DATA.
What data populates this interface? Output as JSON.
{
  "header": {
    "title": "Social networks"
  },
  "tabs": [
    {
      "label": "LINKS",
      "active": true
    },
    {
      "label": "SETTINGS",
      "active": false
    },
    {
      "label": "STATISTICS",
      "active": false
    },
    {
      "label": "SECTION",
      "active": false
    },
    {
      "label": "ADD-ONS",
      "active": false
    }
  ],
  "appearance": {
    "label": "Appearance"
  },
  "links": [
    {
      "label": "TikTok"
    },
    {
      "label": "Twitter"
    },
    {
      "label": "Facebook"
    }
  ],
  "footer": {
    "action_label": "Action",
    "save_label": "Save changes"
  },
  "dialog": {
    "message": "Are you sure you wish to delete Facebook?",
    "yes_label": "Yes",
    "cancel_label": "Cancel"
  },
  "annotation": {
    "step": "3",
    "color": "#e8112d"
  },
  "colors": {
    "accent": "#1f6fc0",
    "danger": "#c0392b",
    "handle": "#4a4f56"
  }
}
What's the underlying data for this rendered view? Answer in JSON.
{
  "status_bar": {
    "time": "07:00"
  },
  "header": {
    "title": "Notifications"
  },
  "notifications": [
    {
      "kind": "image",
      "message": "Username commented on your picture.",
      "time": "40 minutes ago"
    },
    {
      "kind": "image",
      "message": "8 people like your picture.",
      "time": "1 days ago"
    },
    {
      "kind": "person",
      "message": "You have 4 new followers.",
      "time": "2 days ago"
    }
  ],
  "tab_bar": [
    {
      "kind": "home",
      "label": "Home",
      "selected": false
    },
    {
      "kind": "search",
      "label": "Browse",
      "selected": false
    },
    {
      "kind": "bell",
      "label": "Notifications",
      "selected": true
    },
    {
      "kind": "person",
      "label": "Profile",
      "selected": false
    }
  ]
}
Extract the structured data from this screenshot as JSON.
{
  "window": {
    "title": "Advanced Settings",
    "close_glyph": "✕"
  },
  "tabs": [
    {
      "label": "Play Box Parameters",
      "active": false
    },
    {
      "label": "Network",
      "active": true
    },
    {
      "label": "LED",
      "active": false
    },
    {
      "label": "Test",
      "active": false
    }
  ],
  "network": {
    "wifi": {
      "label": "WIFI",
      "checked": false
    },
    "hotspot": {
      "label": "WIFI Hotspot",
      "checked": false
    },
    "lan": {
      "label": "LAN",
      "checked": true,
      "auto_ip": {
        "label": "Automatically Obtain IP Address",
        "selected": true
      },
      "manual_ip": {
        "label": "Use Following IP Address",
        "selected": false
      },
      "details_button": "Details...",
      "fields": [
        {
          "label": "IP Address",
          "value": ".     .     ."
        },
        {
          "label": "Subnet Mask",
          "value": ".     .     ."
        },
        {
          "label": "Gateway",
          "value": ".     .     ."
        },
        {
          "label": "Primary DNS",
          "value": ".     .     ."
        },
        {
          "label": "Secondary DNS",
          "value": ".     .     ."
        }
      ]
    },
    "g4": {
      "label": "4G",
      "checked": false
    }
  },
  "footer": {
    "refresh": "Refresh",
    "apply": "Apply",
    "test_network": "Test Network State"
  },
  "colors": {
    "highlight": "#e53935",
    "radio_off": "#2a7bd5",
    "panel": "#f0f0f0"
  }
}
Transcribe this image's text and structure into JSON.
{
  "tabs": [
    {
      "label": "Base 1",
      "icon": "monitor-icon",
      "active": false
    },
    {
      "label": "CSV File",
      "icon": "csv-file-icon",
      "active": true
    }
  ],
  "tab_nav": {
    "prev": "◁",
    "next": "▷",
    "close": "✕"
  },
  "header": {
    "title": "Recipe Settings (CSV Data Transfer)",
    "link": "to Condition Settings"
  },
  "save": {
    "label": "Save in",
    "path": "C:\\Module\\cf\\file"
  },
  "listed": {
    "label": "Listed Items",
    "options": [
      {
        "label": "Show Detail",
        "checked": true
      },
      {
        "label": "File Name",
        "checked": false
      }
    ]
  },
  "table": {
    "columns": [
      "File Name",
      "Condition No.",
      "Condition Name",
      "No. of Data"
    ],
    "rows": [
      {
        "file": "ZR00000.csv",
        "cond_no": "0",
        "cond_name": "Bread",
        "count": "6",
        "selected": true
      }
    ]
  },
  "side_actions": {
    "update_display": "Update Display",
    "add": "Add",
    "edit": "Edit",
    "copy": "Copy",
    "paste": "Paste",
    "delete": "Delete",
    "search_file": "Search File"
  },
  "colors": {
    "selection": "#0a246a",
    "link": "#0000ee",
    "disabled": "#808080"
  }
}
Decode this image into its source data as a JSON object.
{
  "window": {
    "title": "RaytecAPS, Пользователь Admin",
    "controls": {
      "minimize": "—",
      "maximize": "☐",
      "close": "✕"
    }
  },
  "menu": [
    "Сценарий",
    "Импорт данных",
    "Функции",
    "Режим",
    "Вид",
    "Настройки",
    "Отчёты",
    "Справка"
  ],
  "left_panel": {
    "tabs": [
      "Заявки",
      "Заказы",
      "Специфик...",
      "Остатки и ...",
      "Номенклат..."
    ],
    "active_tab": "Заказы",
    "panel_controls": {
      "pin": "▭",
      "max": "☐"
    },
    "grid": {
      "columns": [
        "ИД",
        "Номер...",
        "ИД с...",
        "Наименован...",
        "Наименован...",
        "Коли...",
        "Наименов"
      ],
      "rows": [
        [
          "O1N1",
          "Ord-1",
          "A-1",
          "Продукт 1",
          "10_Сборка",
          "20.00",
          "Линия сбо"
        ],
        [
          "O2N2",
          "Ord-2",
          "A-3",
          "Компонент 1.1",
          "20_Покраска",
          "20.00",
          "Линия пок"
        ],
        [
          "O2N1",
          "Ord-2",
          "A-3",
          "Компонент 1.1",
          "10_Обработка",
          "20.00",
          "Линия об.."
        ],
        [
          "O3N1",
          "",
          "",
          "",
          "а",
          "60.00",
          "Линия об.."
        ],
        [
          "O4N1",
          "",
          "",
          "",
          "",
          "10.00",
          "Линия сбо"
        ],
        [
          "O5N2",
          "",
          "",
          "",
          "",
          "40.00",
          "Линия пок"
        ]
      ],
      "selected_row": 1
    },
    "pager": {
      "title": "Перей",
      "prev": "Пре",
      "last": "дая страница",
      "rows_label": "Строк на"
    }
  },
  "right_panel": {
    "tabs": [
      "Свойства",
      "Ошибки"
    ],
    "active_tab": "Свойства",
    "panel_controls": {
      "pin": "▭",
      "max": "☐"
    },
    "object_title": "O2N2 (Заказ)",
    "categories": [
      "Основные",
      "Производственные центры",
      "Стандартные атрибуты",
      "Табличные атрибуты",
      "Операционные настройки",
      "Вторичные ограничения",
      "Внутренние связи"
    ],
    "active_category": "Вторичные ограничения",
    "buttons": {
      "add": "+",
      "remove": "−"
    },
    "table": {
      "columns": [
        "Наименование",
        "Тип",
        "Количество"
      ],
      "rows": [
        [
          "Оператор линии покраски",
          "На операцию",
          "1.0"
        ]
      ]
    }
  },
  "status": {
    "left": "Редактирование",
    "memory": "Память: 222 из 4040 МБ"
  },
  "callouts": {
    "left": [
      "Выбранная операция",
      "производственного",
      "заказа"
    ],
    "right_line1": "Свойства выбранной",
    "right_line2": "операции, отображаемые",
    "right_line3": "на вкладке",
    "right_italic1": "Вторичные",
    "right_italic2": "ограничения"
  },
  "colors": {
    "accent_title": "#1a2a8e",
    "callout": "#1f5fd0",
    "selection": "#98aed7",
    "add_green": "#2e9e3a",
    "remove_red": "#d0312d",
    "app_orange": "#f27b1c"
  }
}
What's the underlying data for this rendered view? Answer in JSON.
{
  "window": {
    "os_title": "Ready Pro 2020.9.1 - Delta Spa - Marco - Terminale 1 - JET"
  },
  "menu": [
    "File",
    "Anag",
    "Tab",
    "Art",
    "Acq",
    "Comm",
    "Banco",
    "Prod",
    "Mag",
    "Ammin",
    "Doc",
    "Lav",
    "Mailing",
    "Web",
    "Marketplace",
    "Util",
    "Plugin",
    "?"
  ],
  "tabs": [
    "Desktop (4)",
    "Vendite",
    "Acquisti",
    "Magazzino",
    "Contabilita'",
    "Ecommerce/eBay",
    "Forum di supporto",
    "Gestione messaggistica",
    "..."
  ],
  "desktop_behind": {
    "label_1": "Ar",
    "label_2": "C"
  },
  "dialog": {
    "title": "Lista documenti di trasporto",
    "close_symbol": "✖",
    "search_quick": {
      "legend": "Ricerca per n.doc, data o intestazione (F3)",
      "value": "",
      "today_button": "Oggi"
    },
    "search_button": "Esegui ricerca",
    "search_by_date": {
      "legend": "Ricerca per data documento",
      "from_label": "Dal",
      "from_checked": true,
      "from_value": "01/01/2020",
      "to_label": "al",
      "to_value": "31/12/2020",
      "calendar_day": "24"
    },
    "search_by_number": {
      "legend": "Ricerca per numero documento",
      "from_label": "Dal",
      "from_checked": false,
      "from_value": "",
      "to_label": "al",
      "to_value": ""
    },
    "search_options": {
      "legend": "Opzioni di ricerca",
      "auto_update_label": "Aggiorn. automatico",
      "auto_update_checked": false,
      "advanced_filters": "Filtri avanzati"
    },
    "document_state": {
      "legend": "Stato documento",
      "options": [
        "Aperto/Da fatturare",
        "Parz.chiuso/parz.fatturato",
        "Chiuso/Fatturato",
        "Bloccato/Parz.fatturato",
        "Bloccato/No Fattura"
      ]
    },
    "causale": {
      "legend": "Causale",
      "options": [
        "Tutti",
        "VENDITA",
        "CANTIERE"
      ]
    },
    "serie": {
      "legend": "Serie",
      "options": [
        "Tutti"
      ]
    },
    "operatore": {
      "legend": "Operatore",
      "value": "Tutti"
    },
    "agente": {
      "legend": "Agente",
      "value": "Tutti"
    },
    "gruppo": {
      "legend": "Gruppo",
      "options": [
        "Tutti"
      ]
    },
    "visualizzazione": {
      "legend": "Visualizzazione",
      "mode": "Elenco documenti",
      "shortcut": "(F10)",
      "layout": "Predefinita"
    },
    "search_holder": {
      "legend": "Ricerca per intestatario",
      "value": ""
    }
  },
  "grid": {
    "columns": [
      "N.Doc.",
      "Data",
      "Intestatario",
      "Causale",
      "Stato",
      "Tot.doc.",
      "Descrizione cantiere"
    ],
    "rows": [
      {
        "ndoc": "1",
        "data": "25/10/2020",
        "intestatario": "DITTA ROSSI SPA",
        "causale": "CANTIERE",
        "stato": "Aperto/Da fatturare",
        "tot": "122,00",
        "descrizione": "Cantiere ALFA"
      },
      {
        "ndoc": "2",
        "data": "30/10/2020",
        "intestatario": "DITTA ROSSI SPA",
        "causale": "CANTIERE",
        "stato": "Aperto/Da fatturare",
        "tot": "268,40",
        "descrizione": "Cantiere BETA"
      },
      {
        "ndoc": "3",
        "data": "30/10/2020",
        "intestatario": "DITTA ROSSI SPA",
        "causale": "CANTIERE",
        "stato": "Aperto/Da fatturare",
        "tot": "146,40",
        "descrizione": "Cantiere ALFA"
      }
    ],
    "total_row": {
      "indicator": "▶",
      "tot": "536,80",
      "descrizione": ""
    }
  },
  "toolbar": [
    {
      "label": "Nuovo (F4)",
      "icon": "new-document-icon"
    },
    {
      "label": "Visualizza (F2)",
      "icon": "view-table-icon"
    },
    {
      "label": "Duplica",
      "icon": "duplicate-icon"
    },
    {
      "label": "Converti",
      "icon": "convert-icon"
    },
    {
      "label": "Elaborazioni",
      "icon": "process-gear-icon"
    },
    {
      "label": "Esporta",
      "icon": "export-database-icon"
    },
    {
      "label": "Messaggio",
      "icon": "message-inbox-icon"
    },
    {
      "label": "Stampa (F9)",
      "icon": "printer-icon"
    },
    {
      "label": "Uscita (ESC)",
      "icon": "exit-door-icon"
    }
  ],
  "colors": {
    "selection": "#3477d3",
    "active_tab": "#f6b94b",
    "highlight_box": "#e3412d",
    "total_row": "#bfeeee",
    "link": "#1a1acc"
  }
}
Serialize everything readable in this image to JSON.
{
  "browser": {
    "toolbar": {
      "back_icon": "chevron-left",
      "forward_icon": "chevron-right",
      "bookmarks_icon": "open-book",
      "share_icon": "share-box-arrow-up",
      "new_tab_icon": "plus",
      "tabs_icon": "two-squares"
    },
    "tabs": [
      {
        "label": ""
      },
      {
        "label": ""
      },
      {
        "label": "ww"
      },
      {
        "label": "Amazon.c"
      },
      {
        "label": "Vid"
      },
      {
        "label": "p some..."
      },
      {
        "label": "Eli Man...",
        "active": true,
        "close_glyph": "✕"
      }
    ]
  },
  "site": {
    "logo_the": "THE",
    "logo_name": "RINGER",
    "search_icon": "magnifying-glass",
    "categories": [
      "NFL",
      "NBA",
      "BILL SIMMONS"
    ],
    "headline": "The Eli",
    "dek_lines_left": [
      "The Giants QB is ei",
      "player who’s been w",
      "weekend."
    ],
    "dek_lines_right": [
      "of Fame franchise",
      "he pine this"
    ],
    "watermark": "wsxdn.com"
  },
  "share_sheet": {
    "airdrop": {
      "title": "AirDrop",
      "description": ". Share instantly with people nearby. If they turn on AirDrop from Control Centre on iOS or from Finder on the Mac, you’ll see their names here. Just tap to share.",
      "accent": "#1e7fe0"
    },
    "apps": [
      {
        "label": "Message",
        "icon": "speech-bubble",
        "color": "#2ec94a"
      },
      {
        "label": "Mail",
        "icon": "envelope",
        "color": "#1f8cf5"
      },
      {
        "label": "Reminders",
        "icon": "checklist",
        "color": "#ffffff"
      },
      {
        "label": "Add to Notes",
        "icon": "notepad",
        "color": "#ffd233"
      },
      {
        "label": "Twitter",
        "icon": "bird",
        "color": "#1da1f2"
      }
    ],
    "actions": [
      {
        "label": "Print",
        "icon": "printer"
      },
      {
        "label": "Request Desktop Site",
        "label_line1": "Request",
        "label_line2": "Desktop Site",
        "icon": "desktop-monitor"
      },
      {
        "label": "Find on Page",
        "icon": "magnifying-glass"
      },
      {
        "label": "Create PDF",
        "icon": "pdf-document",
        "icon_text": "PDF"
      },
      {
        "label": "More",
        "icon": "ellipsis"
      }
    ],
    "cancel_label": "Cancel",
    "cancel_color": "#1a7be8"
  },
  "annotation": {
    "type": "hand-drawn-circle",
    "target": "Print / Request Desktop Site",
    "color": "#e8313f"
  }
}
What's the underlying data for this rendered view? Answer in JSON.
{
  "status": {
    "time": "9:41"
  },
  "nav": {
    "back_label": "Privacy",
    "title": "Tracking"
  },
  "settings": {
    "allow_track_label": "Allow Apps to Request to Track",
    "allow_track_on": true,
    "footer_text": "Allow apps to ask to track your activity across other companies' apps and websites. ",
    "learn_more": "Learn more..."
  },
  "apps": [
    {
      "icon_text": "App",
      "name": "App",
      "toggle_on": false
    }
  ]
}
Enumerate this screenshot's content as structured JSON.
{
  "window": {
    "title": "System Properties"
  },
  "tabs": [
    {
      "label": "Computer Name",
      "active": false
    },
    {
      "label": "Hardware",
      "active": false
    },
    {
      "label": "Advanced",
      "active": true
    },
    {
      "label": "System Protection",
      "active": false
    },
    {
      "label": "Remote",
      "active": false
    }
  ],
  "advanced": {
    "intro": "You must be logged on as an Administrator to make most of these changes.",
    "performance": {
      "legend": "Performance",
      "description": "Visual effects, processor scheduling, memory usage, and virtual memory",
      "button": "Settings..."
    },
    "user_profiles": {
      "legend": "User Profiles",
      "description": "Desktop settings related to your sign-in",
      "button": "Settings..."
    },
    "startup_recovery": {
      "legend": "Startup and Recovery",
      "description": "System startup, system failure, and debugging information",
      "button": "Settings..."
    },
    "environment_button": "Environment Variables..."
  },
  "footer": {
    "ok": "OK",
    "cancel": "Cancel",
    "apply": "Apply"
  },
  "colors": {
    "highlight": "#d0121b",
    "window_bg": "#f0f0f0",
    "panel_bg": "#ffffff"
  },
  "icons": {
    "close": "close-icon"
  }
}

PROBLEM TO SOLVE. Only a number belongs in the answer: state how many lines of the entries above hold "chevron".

SOLVED EXERCISE. 2